It appears from the language of the stipulation that it was the hope that employer/insurer's obligation for temporary total/temporary partial disability would cease at the time the stipulation was filed. This is supported by the absence of language precluding employee from bringing a claim for permanent partial disability until after 1988. The WCCA found the employee was not currently receiving temporary disability compensation of any type, and this finding is clearly supported by the language of the stipulation. Accordingly, permanent partial disability compensation *274 was presently payable under the 1981 statute.

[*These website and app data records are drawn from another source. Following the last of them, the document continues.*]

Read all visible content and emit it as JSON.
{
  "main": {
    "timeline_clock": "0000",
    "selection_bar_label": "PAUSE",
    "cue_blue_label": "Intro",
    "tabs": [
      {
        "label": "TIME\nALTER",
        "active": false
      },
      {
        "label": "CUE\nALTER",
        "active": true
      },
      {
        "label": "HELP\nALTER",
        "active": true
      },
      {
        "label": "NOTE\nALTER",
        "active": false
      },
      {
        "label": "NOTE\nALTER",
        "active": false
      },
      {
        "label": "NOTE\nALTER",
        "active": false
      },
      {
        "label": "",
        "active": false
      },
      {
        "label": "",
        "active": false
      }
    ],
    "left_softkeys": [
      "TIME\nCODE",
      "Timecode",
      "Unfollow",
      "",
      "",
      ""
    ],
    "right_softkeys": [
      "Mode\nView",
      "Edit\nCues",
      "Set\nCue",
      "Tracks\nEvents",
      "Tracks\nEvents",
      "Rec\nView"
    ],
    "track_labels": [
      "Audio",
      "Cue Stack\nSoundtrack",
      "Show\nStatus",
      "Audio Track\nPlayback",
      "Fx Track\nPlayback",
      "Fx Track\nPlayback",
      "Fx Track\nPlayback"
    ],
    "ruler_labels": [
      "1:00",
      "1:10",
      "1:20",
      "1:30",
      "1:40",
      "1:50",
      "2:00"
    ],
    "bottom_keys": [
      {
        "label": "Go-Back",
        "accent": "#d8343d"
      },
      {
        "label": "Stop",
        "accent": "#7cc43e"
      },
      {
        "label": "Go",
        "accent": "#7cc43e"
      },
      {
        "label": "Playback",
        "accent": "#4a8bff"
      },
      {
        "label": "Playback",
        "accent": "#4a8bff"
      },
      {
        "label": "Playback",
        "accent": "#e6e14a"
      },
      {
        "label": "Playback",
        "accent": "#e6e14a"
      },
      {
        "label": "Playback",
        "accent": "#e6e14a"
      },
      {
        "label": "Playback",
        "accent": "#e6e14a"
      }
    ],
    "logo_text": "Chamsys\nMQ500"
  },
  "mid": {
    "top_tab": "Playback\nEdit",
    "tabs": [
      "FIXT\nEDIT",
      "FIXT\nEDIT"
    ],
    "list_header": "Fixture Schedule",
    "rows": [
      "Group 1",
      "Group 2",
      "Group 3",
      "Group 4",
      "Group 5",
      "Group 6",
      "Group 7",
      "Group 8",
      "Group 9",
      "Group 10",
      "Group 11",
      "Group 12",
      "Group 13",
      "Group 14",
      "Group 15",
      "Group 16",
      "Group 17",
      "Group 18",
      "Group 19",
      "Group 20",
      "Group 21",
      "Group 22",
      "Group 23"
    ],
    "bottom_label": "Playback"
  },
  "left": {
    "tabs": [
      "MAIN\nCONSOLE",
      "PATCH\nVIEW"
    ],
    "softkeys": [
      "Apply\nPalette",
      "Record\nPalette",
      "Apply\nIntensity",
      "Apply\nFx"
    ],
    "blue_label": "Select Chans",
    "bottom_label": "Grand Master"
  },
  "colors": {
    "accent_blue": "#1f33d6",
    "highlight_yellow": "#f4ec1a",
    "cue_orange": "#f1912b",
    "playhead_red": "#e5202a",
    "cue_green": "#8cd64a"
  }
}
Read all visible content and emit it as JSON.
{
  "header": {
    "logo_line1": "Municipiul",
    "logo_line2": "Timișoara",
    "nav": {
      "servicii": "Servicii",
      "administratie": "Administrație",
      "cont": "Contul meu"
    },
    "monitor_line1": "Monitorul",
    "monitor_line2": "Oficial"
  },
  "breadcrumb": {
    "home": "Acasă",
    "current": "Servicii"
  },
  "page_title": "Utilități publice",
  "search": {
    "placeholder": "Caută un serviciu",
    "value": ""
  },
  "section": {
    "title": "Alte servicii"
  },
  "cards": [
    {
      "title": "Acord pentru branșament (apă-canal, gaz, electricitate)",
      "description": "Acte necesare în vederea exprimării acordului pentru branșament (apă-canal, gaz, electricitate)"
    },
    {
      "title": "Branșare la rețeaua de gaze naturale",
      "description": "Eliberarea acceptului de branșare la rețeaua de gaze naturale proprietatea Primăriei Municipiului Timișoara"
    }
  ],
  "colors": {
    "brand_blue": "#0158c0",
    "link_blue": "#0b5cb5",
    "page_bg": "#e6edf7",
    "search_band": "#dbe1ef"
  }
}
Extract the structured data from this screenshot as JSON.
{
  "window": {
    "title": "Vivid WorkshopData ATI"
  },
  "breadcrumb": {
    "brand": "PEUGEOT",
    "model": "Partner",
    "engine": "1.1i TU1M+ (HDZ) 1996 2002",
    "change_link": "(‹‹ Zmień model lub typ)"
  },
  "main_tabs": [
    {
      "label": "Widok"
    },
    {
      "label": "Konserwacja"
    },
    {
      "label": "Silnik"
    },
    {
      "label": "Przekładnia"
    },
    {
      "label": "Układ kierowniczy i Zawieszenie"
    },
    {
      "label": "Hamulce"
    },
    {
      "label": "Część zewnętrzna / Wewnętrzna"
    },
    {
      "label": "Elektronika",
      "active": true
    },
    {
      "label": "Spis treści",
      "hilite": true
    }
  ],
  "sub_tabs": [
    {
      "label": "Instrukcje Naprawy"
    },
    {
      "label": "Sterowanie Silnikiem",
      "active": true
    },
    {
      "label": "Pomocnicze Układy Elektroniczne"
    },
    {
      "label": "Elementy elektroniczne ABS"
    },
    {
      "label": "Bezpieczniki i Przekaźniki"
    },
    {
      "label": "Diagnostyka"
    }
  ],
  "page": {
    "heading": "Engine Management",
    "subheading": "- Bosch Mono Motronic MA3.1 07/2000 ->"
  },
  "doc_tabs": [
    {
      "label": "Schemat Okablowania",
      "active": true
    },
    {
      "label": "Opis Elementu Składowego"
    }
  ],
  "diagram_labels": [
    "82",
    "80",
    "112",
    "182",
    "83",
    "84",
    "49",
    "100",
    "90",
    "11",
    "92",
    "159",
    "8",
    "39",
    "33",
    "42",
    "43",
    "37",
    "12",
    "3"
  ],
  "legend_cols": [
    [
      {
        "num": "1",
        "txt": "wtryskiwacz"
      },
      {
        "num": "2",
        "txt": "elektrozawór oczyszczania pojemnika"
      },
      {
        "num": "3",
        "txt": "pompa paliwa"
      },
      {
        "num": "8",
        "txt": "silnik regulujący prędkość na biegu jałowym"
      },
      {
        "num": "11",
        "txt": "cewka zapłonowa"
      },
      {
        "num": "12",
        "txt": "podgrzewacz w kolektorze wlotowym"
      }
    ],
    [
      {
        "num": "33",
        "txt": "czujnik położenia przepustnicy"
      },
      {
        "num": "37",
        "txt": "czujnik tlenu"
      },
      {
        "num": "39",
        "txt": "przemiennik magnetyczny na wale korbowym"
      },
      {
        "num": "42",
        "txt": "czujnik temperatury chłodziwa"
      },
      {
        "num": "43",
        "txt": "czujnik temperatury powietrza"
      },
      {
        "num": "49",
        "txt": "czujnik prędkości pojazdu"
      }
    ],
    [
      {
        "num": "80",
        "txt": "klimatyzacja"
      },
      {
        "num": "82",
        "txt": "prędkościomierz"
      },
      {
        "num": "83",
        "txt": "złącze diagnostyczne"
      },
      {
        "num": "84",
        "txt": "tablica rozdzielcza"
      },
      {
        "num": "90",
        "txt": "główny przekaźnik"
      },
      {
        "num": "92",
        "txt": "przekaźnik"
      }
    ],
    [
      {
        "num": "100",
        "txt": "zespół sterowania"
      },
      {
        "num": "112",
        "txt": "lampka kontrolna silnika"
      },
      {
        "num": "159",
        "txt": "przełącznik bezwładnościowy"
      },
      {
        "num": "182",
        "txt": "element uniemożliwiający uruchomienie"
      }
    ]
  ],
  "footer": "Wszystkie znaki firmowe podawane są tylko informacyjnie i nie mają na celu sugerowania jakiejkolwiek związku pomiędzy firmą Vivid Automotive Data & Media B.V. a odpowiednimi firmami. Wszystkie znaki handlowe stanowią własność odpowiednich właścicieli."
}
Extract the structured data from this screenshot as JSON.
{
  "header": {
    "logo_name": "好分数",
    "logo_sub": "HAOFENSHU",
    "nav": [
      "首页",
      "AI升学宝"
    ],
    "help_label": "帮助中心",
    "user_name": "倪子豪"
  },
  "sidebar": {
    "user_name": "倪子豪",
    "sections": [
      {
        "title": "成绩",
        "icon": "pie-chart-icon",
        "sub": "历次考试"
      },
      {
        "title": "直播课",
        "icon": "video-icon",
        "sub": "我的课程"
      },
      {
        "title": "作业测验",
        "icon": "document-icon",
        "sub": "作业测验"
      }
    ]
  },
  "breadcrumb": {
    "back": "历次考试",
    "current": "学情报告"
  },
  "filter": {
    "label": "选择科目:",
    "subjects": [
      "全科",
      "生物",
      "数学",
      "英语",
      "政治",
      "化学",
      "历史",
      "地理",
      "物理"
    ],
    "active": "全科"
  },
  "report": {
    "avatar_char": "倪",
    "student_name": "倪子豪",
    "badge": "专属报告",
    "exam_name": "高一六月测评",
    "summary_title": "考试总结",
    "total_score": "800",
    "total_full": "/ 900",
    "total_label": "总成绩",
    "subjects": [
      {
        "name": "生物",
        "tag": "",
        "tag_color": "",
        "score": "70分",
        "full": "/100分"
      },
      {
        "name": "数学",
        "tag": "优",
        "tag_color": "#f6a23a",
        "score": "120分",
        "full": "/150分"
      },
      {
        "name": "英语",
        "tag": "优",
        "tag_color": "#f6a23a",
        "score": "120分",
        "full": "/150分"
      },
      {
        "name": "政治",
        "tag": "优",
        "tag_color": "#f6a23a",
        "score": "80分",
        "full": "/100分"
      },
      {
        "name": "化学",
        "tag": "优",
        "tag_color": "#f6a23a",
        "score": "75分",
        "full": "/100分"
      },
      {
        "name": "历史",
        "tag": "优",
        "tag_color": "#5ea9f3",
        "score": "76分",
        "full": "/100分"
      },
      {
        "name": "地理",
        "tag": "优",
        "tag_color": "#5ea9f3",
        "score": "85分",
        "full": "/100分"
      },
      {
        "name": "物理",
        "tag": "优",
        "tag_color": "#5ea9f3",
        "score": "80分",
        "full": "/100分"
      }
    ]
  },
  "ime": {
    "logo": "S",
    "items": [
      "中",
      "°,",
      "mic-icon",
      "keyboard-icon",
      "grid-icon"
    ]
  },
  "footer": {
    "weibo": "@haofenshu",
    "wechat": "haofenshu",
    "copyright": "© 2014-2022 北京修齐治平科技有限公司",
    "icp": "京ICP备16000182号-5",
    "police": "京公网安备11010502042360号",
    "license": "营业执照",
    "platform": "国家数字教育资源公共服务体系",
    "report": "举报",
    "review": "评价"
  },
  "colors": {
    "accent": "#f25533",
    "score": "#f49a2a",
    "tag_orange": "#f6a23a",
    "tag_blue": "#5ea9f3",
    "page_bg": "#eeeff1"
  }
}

The compensation judge and WCCA also believed section 176.021, subd. 3b (1986), allowed concurrent payment of temporary partial and permanent partial disability in this case. However, we do not need to reach this issue since section 176.021, subd. 3 (1981), allowed payment of permanent partial disability by virtue of the 1983 stipulation.[1] We therefore affirm the award of permanent total disability compensation.

2. Employee challenges the WCCA's vacation of the compensation judge's finding that he sustained a 75% permanent partial disability and substitution of its finding of a 30% permanent partial disability. The compensation judge's finding as to the rating of permanent partial disability is one of ultimate fact. Erickson by Erickson v. Gopher Masonry, Inc., 329 N.W.2d 40, 43 (Minn. 1983); Hosking v. Metropolitan House Movers, Corp., 272 Minn. 390, 399, 138 N.W.2d 404, 410 (1965). As such, it must be affirmed by the WCCA if it is supported by substantial evidence. Such evidence is evidence which a reasonable mind might accept as adequate. Hengemuhle v. Long Prairie Jaycees, 358 N.W.2d 54, 59 (Minn. 1984). Here, the compensation judge's finding of a 75% permanent partial disability resulting from post-traumatic headaches and depression was supported by the medical evidence as well as objective observations. We therefore conclude that the WCCA exceeded its authority in substituting its finding of a 30% permanent partial disability. Consequently, the compensation judge's finding must be reinstated. See, e.g., Polaschek v. Asbestos Products, Inc., 361 N.W.2d 37 (Minn.1985).

The decision of the WCCA is affirmed in part and reversed in part; the decision of the compensation judge is reinstated.

Employee is awarded $400 as attorney fees on appeal.


[1] We also note that there may be some constitutional problems with applying the 1985 amendment to a 1981 injury. See Broos v. Portec, Inc., 376 N.W.2d 688, 690-91 (Minn.1985) (retroactive application of a statute to accelerate time for payment of benefits unconstitutionally impairs employer/insurer's vested right to make payments at the time contemplated by the law in effect on the date of the injury).